Jump to ContentJump to Main Navigation
Morality After CalvinTheodore Beza's Christian Censor and Reformed Ethics$
Users without a subscription are not able to see the full content.

Kirk M. Summers

Print publication date: 2016

Print ISBN-13: 9780190280079

Published to Oxford Scholarship Online: November 2016

DOI: 10.1093/acprof:oso/9780190280079.001.0001

Show Summary Details
Page of

PRINTED FROM OXFORD SCHOLARSHIP ONLINE (oxford.universitypressscholarship.com). (c) Copyright Oxford University Press, 2020. All Rights Reserved. An individual user may print out a PDF of a single chapter of a monograph in OSO for personal use. date: 27 October 2020

The Execution of One’s Calling

The Execution of One’s Calling

(p.165) 4 The Execution of One’s Calling
Morality After Calvin

Kirk M. Summers

Oxford University Press

Several poems of Beza’s Cato treating the problem of idleness receive attention in this chapter. Two address the issue of finding a vocation, while two others focus on garrulity and frivolity. The reformers were unanimous in their belief that everyone should be busy about their calling. The Genevan Consistory frequently rebuked its inhabitants for not filling their time with useful pursuits. Beza argued that mankind’s inherent need to work reflects God’s own creative energy and his love of order and purpose. Furthermore, work has a social significance in that it fosters the bonds of mutual support. Garrulity, which can only occur when someone has too much idle time, disrupts communication and social harmony; frivolity wastes time that could be spent on helping others. The reformers often attacked monks for being lazy and had little tolerance for festivals and holidays that, to their mind, only encourage more drinking, gambling, and adultery.

Keywords:   idleness, laziness, calling, vocation, time management, garrulity, frivolity, monks

Oxford Scholarship Online requires a subscription or purchase to access the full text of books within the service.
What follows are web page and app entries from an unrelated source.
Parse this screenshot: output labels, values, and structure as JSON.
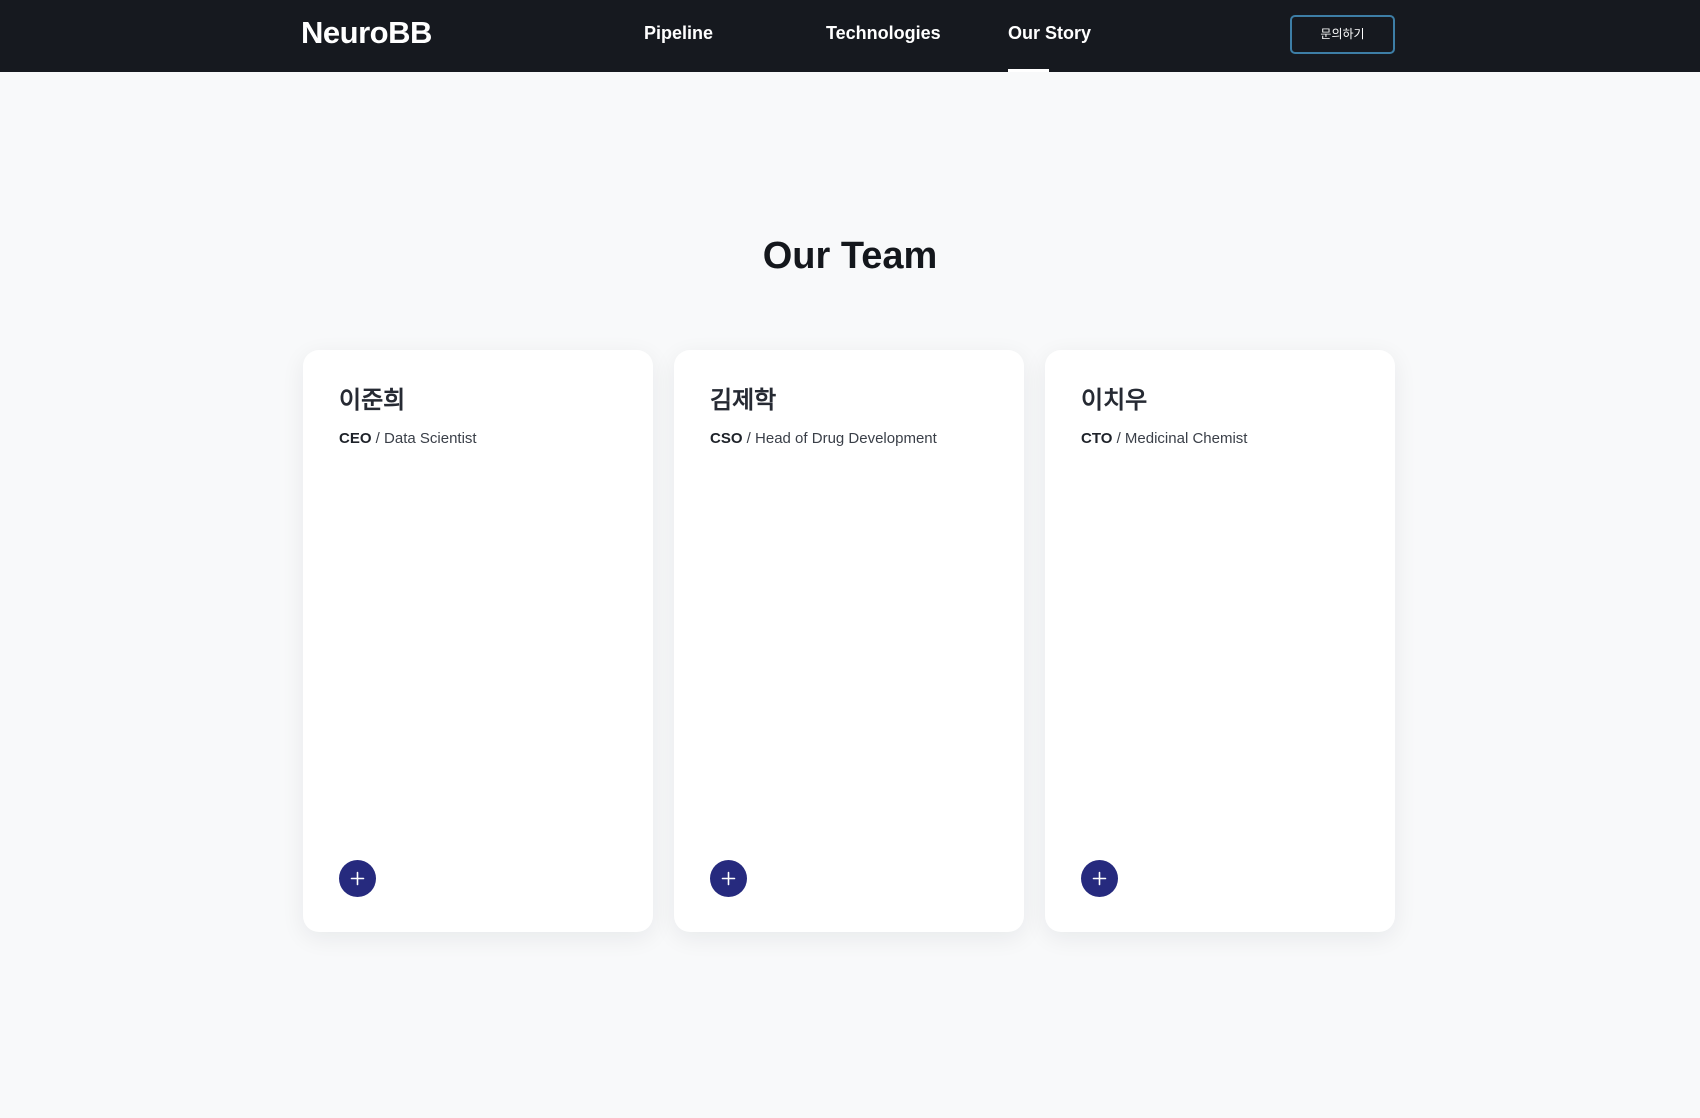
{
  "header": {
    "logo": "NeuroBB",
    "nav": [
      {
        "label": "Pipeline",
        "active": false
      },
      {
        "label": "Technologies",
        "active": false
      },
      {
        "label": "Our Story",
        "active": true
      }
    ],
    "contact_label": "문의하기",
    "accent_color": "#3d7ea6"
  },
  "section": {
    "title": "Our Team"
  },
  "team": [
    {
      "name": "이준희",
      "role_abbr": "CEO",
      "role_separator": " / ",
      "role_title": "Data Scientist",
      "expand_icon": "plus-icon"
    },
    {
      "name": "김제학",
      "role_abbr": "CSO",
      "role_separator": " / ",
      "role_title": "Head of Drug Development",
      "expand_icon": "plus-icon"
    },
    {
      "name": "이치우",
      "role_abbr": "CTO",
      "role_separator": " / ",
      "role_title": "Medicinal Chemist",
      "expand_icon": "plus-icon"
    }
  ],
  "colors": {
    "header_bg": "#16191f",
    "page_bg": "#f8f9fa",
    "plus_button": "#262a7e"
  }
}
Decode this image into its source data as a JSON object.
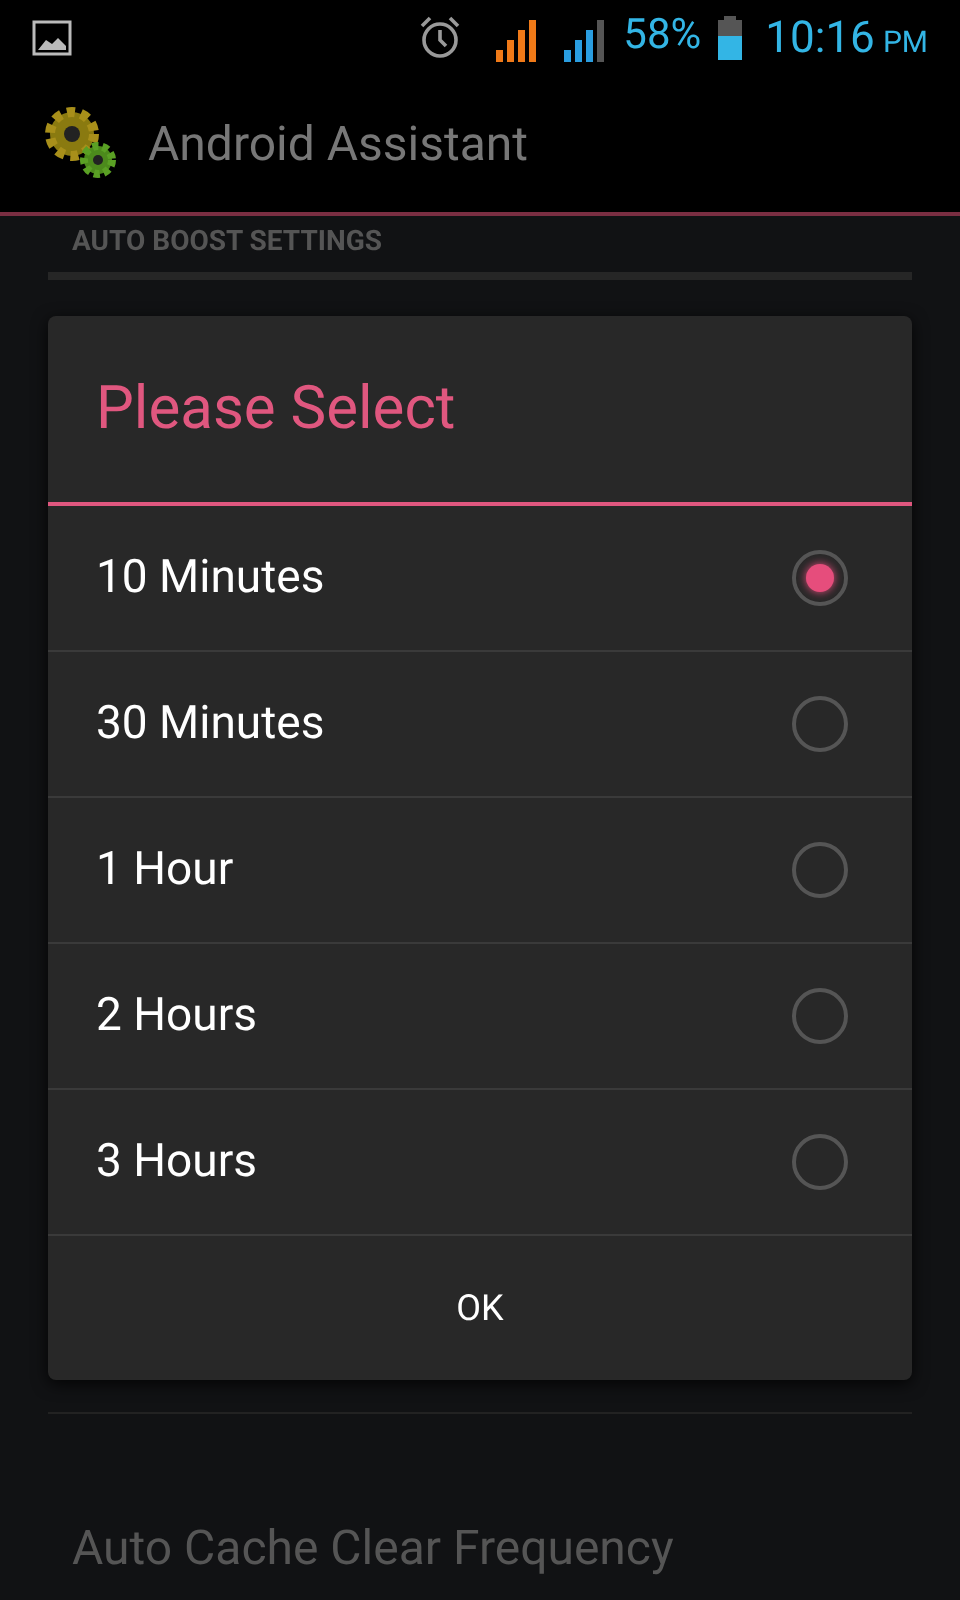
{
  "status_bar": {
    "battery": "58%",
    "time": "10:16",
    "meridiem": "PM"
  },
  "app_bar": {
    "title": "Android Assistant"
  },
  "section_header": "AUTO BOOST SETTINGS",
  "dialog": {
    "title": "Please Select",
    "options": [
      {
        "label": "10 Minutes",
        "selected": true
      },
      {
        "label": "30 Minutes",
        "selected": false
      },
      {
        "label": "1 Hour",
        "selected": false
      },
      {
        "label": "2 Hours",
        "selected": false
      },
      {
        "label": "3 Hours",
        "selected": false
      }
    ],
    "button": "OK"
  },
  "setting": "Auto Cache Clear Frequency"
}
Public users can however freely search the site and view the abstracts and keywords for each book and chapter.

Please, subscribe or login to access full text content.

If you think you should have access to this title, please contact your librarian.

To troubleshoot, please check our FAQs , and if you can't find the answer there, please contact us .